The Capitals had the league’s #1 power play in the regular season, scoring at a 25.3% clip. Against the Rangers and their strong penalty kill (sixth in the NHL at 84.3%), they performed even better, as their 4-for-13 success rate equates to 31%.
It seems like an obvious strategy against the Caps’ power play would be to shadow Ovechkin heavily on the left wing so he cannot set up for his lethal one-timer. One would think that teams would at least try that until Washington countered with an adjustment. Nevertheless, the Capitals have been effective all season at scoring on the power play, so the Rangers will have to stay out of the box and really dig in on the penalty kill on the occasions when they are shorthanded.
The Rangers’ power play, on the other hand, has been a sore spot seemingly forever. Even with the trade-deadline acquisition of power play specialist Keith Yandle, New York finished 21st in the league with a meager 16.8% success rate.
Taking that into consideration, the Rangers really just need to try to break even with the Caps on power play goals. If they can avoid too many trips to the penalty box, have a reasonably effective penalty kill when they have to, and chip in power play goals of their own in a timely — if infrequent — manner, they will be in great shape. The Rangers are such a strong five-on-five team (#1 in the league during the regular season with a 1.32 ratio of goals for/goals against during five-on-five play) that they just need to avoid getting burned in the special teams department.
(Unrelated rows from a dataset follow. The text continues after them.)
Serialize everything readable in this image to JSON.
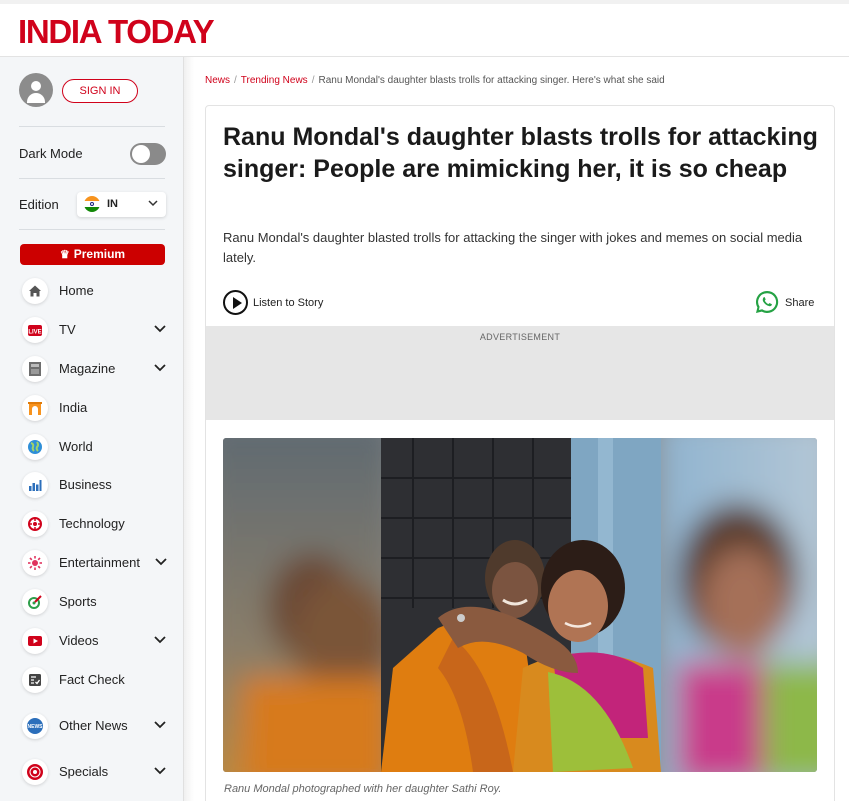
{
  "header": {
    "logo": "INDIA TODAY"
  },
  "sidebar": {
    "sign_in": "SIGN IN",
    "dark_mode_label": "Dark Mode",
    "dark_mode_on": false,
    "edition_label": "Edition",
    "edition_code": "IN",
    "premium_label": "Premium",
    "items": [
      {
        "label": "Home",
        "icon": "home-icon",
        "has_submenu": false
      },
      {
        "label": "TV",
        "icon": "live-tv-icon",
        "has_submenu": true
      },
      {
        "label": "Magazine",
        "icon": "magazine-icon",
        "has_submenu": true
      },
      {
        "label": "India",
        "icon": "india-gate-icon",
        "has_submenu": false
      },
      {
        "label": "World",
        "icon": "globe-icon",
        "has_submenu": false
      },
      {
        "label": "Business",
        "icon": "bar-chart-icon",
        "has_submenu": false
      },
      {
        "label": "Technology",
        "icon": "technology-icon",
        "has_submenu": false
      },
      {
        "label": "Entertainment",
        "icon": "entertainment-icon",
        "has_submenu": true
      },
      {
        "label": "Sports",
        "icon": "sports-icon",
        "has_submenu": false
      },
      {
        "label": "Videos",
        "icon": "video-play-icon",
        "has_submenu": true
      },
      {
        "label": "Fact Check",
        "icon": "fact-check-icon",
        "has_submenu": false
      },
      {
        "label": "Other News",
        "icon": "news-icon",
        "has_submenu": true
      },
      {
        "label": "Specials",
        "icon": "specials-icon",
        "has_submenu": true
      }
    ]
  },
  "breadcrumb": {
    "items": [
      "News",
      "Trending News"
    ],
    "current": "Ranu Mondal's daughter blasts trolls for attacking singer. Here's what she said"
  },
  "article": {
    "title": "Ranu Mondal's daughter blasts trolls for attacking singer: People are mimicking her, it is so cheap",
    "summary": "Ranu Mondal's daughter blasted trolls for attacking the singer with jokes and memes on social media lately.",
    "listen_label": "Listen to Story",
    "share_label": "Share",
    "ad_label": "ADVERTISEMENT",
    "image_caption": "Ranu Mondal photographed with her daughter Sathi Roy."
  },
  "colors": {
    "brand_red": "#d0021b",
    "whatsapp_green": "#25a244",
    "sidebar_bg": "#f4f6f8"
  }
}
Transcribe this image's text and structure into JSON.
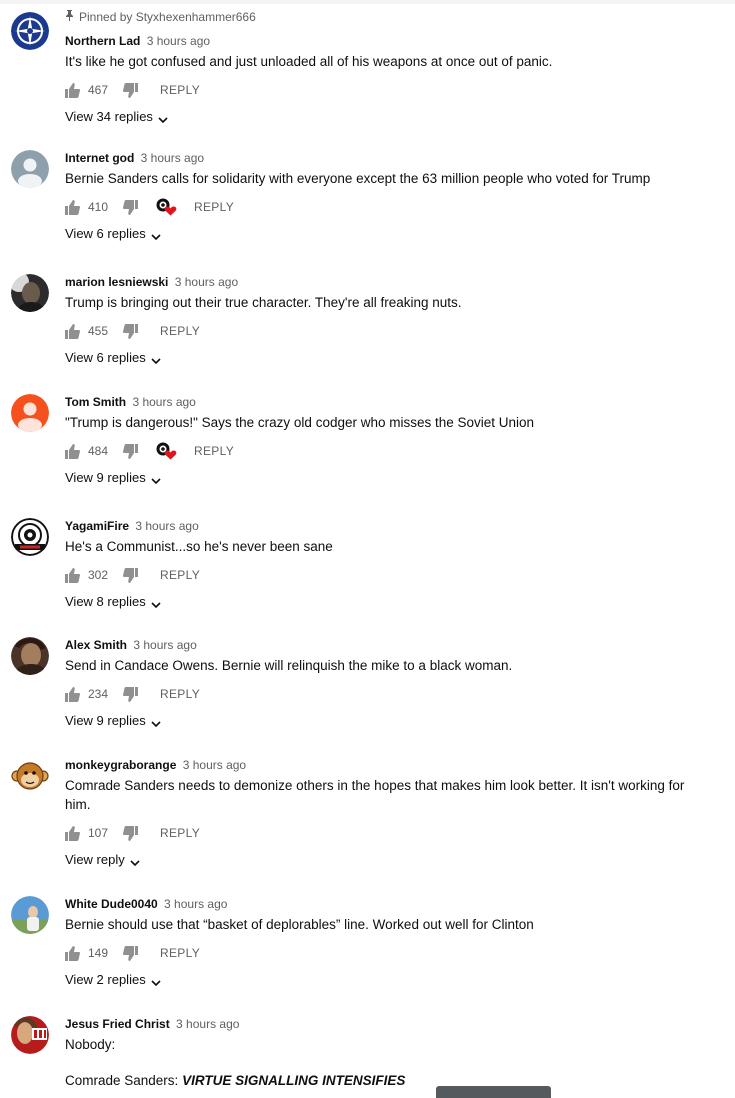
{
  "pinned_label": "Pinned by Styxhexenhammer666",
  "reply_label": "REPLY",
  "icons": {
    "like": "thumb-up-icon",
    "dislike": "thumb-down-icon",
    "creator_heart": "creator-heart-icon",
    "expand": "chevron-down-icon",
    "pin": "pin-icon"
  },
  "colors": {
    "heart": "#e4121b",
    "secondary_text": "#606060",
    "primary_text": "#0f0f0f"
  },
  "comments": [
    {
      "author": "Northern Lad",
      "time": "3 hours ago",
      "text": "It's like he got confused and just unloaded all of his weapons at once out of panic.",
      "likes": "467",
      "hearted": false,
      "view_replies": "View 34 replies",
      "pinned": true,
      "avatar": "compass-avatar"
    },
    {
      "author": "Internet god",
      "time": "3 hours ago",
      "text": "Bernie Sanders calls for solidarity with everyone except the 63 million people who voted for Trump",
      "likes": "410",
      "hearted": true,
      "view_replies": "View 6 replies",
      "avatar": "default-avatar"
    },
    {
      "author": "marion lesniewski",
      "time": "3 hours ago",
      "text": "Trump is bringing out their true character. They're all freaking nuts.",
      "likes": "455",
      "hearted": false,
      "view_replies": "View 6 replies",
      "avatar": "photo-avatar"
    },
    {
      "author": "Tom Smith",
      "time": "3 hours ago",
      "text": "\"Trump is dangerous!\" Says the crazy old codger who misses the Soviet Union",
      "likes": "484",
      "hearted": true,
      "view_replies": "View 9 replies",
      "avatar": "orange-default-avatar"
    },
    {
      "author": "YagamiFire",
      "time": "3 hours ago",
      "text": "He's a Communist...so he's never been sane",
      "likes": "302",
      "hearted": false,
      "view_replies": "View 8 replies",
      "avatar": "sin-logo-avatar"
    },
    {
      "author": "Alex Smith",
      "time": "3 hours ago",
      "text": "Send in Candace Owens. Bernie will relinquish the mike to a black woman.",
      "likes": "234",
      "hearted": false,
      "view_replies": "View 9 replies",
      "avatar": "portrait-avatar"
    },
    {
      "author": "monkeygraborange",
      "time": "3 hours ago",
      "text": "Comrade Sanders needs to demonize others in the hopes that makes him look better. It isn't working for him.",
      "likes": "107",
      "hearted": false,
      "view_replies": "View reply",
      "avatar": "monkey-avatar"
    },
    {
      "author": "White Dude0040",
      "time": "3 hours ago",
      "text": "Bernie should use that “basket of deplorables” line. Worked out well for Clinton",
      "likes": "149",
      "hearted": false,
      "view_replies": "View 2 replies",
      "avatar": "sky-photo-avatar"
    },
    {
      "author": "Jesus Fried Christ",
      "time": "3 hours ago",
      "text": "Nobody:",
      "text2_prefix": "Comrade Sanders: ",
      "text2_emphasis": "VIRTUE SIGNALLING INTENSIFIES",
      "avatar": "jfc-avatar"
    }
  ]
}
If the Rangers can at least earn a draw on special teams, contain Alex Ovechkin, and get more from their offense, they will likely find themselves in the Eastern Conference Finals for the second straight year and third time in the past four.